So far, support is found near the right, and opposition on the left – however, crypto users don’t fit into neat political categories. An Ontario Securities Commission study recently found that 13% of all Canadians own Bitcoin or other crypto. Around the world, adoption rates are quickly rising, with 320 million crypto users globally, and an impressive 880% increase in users in 2021.
According to a major study by PwC, blockchain has the potential to add US 1.76 trillion in business value by 2030 through solving major economic challenges, including our chaotic supply chains and This isn’t a fringe technology isolated to one side of the political divide – it’s an innovative new economy, and one that leaders in other countries are taking very seriously.
Conservative governments in Australia and the United Kingdom are heavily leaning into cryptocurrency, with the UK now seeking to brand itself as the “crypto capital of the world” and attract international capital through clear regulations and innovation-supporting policies.
In the US, some crypto supporters, like Texas Governor Greg Abbott and Wyoming Senator Cynthia Lummis are Republicans – but many others, like New York Mayor Eric Adams and Arizona Senator Kyrsten Sinema, are Democrats. Despite left-leaning politicians being less friendly to Bitcoin mining’s energy use, representatives both parties are moving the country towards clear crypto regulations and faster industry growth, such as through the bipartisan Senate Financial Innovation Caucus.
It’s time for our major parties in Canada to adopt the same collaborative approach to blockchain. It’s essential for our competitiveness in the global economy, our attractiveness to external investors, and our ability to solve many of our own internal business challenges.
Last February, Calgary Nose Hill MP Michelle Rempel Garner introduced Bill C-249: An act respecting the encouragement of the growth of the cryptoasset sector, with the goal of establishing a platform for exactly that kind of collaboration. The act would ensure that the leadership of every province and territory, representing both major parties, engaged in collaboration with the blockchain industry to build a national framework for growing our digital economy.
Blockchain will play a significant role in shaping Canada’s future. It’s a technology with the power to enhance our economy and lives, and we’re fortunate to have a strong Canadian ecosystem of companies and researchers that will support our leadership in this space.

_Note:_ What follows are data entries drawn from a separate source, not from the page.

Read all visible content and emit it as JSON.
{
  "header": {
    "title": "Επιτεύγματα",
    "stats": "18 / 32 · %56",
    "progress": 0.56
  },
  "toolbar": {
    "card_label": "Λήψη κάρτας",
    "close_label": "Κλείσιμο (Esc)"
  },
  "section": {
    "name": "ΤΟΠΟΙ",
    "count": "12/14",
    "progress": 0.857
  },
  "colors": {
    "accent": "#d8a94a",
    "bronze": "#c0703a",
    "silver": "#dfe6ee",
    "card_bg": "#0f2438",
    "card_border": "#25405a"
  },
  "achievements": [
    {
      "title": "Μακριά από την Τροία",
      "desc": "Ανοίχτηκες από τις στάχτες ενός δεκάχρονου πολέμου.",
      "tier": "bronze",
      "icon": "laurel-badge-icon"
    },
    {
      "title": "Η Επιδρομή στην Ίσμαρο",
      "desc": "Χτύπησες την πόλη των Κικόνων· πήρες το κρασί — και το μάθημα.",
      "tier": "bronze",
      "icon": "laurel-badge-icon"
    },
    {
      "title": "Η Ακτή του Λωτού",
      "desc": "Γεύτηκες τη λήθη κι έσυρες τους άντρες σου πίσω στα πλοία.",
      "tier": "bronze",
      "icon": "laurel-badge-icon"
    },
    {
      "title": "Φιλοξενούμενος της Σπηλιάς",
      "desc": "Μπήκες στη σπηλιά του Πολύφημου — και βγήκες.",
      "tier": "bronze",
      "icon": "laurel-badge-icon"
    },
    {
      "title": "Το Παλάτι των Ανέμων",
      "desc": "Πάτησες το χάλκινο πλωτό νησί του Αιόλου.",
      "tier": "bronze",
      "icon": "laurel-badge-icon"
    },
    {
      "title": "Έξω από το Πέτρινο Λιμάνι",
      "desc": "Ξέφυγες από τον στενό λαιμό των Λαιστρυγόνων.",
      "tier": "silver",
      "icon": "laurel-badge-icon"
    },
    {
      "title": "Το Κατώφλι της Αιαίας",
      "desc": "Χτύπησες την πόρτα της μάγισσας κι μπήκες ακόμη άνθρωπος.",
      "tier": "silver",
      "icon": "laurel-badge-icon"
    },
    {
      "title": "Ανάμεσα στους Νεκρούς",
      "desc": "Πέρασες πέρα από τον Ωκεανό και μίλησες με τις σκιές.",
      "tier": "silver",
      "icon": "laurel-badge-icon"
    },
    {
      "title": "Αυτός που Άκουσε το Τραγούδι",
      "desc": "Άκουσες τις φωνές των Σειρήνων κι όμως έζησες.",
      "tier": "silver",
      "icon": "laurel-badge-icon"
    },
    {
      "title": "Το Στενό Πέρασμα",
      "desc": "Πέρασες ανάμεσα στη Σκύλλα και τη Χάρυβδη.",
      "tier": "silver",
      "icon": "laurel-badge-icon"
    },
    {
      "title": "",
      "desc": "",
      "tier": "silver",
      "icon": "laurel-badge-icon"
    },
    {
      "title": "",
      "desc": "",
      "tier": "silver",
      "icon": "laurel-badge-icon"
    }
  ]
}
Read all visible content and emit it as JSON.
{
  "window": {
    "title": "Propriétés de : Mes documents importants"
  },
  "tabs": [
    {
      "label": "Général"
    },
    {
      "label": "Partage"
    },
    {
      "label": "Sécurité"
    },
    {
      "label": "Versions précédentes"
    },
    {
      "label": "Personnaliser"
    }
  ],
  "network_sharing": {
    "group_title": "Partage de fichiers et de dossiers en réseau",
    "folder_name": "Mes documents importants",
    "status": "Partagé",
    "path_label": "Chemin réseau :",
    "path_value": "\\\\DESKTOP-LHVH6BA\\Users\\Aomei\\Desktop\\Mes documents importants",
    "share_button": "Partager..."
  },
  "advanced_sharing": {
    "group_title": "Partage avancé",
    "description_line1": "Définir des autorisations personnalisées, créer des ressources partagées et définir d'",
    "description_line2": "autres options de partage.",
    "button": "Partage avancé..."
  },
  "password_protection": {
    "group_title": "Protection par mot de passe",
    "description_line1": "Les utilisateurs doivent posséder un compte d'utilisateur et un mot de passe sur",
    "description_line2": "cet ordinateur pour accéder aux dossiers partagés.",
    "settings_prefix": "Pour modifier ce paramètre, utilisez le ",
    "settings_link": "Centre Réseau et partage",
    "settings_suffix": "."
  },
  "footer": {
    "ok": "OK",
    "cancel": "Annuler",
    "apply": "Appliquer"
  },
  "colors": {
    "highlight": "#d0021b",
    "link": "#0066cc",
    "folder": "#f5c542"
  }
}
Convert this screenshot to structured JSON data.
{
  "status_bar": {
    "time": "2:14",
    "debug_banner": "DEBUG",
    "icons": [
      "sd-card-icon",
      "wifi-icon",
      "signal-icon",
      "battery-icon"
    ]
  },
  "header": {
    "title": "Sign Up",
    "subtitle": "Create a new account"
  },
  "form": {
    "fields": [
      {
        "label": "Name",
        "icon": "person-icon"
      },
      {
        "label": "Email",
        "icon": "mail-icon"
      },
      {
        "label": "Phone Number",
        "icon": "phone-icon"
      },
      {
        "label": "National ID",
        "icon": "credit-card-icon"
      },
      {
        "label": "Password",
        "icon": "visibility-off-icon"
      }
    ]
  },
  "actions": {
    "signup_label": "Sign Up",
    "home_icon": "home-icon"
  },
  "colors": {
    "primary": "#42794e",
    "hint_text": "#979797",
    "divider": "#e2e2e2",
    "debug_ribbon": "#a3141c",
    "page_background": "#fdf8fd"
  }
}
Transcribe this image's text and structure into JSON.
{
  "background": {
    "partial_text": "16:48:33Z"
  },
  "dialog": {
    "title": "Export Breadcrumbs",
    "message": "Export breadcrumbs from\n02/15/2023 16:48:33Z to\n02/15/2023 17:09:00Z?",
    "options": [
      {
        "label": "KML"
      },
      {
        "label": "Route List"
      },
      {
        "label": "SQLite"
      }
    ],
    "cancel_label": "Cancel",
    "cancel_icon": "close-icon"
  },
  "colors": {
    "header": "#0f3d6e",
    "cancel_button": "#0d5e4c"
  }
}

It doesn’t belong to any political category, and we can’t continue to allow it to be a partisan issue, or the very universal benefits that blockchain has for our country could be lost.